This paper explores changes in television landscape in the context of Internet-TV convergence in East Asia – Hong Kong, Japan and South Korea. It draws on evidence obtained through an examination of the recent reshaping of the television industry and the new platform industry utilising Internet-based streaming services in the three countries under study, where players and regulators have responded in different ways to the new technology. It argues that the lack of regulation of Internet-based streaming services is an indication of reduced confidence at the state level about where the market should be going.
Convergence, Television, Internet, Technology, Streaming service

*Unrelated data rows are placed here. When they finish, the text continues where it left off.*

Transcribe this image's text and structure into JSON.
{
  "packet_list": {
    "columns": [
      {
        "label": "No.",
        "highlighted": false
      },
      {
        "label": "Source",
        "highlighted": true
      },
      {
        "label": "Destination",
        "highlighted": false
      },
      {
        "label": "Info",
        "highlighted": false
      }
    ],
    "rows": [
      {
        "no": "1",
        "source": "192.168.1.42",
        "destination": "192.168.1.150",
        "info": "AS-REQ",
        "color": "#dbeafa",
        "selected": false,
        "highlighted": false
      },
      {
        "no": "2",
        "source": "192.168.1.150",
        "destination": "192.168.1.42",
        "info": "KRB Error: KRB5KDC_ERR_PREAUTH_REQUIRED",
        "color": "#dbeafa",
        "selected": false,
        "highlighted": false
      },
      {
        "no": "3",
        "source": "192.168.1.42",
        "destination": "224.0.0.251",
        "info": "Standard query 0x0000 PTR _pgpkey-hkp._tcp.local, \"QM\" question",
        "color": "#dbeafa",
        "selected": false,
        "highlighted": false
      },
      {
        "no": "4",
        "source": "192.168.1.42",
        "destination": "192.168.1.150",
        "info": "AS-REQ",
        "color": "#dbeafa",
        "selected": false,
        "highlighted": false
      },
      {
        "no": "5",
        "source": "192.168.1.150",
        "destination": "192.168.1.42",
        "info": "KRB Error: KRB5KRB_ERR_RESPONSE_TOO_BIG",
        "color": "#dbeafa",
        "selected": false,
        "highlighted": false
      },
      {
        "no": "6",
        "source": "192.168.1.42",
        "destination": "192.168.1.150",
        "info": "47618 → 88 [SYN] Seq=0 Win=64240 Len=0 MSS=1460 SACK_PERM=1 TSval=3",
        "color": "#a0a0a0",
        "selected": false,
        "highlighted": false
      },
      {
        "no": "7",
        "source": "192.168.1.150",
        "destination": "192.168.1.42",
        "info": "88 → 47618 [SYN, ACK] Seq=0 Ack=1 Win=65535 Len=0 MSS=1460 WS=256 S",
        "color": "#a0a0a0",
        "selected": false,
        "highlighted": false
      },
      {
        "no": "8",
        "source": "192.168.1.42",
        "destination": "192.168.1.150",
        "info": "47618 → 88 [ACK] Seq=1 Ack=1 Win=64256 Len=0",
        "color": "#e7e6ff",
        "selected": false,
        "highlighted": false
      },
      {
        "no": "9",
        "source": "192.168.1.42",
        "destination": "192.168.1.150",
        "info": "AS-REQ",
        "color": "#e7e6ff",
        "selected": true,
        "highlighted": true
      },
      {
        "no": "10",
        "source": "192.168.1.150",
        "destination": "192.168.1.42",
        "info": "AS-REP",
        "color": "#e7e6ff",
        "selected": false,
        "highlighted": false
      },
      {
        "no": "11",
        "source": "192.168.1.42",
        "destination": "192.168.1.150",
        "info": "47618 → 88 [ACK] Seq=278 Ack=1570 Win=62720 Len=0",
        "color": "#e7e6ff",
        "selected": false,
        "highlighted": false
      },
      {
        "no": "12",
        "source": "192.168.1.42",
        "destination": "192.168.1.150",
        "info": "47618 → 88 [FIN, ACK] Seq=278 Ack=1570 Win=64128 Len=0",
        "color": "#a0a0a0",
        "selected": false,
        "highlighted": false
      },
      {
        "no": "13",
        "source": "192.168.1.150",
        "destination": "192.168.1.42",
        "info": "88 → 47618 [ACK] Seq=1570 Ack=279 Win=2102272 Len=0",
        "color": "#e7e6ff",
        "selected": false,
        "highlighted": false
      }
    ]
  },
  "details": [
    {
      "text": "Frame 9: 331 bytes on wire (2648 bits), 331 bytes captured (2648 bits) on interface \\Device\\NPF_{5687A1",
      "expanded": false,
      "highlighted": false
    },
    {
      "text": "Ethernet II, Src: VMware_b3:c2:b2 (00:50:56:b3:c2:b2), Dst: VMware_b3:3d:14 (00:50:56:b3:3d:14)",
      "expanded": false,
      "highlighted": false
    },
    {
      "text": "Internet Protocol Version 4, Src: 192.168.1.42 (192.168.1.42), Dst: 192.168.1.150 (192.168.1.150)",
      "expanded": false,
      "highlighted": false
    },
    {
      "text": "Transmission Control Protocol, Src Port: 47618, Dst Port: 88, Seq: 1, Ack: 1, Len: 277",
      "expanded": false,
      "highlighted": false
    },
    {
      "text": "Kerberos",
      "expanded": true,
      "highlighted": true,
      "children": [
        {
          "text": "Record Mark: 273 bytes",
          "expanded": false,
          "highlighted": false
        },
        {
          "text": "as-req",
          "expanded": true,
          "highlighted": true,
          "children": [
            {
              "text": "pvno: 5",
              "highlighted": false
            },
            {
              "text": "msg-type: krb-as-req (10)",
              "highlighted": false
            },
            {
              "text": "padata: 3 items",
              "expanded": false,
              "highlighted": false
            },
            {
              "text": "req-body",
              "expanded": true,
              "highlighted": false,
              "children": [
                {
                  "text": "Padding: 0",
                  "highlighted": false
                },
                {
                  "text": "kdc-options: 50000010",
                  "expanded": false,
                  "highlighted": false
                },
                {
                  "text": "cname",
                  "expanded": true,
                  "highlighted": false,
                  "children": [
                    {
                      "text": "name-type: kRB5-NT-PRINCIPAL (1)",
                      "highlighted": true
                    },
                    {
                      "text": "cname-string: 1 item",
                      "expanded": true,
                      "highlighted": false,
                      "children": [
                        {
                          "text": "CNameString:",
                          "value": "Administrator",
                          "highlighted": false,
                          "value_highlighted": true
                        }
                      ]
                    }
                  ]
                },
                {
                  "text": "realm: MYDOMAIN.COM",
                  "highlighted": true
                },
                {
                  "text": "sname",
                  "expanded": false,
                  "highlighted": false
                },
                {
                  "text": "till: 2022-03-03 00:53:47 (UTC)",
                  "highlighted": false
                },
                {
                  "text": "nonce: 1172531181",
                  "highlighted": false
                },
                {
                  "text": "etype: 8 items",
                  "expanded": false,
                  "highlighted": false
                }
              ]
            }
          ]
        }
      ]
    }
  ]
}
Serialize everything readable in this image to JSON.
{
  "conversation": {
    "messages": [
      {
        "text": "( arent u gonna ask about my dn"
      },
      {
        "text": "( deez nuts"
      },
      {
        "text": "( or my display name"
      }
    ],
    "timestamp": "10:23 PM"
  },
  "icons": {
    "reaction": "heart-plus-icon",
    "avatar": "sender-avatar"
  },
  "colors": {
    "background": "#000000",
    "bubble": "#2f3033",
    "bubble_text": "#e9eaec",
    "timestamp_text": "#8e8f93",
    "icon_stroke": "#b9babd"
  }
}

Paper Presentation in a Themed Session
Ki Sung Kwak
Associate Professor, School of Languages and Cultures, University of Sydney, Australia
Ki-Sung Kwak is Associate Professor in Media Studies, School of Languages and Cultures, University of Sydney, Australia. He has published widely on media policy and comparative media in East Asia. His recent books include 'Television in Transition in East Asia' (Routledge, 2018), and 'Media and Democratic Transition in South Korea' (Routledge, 2012).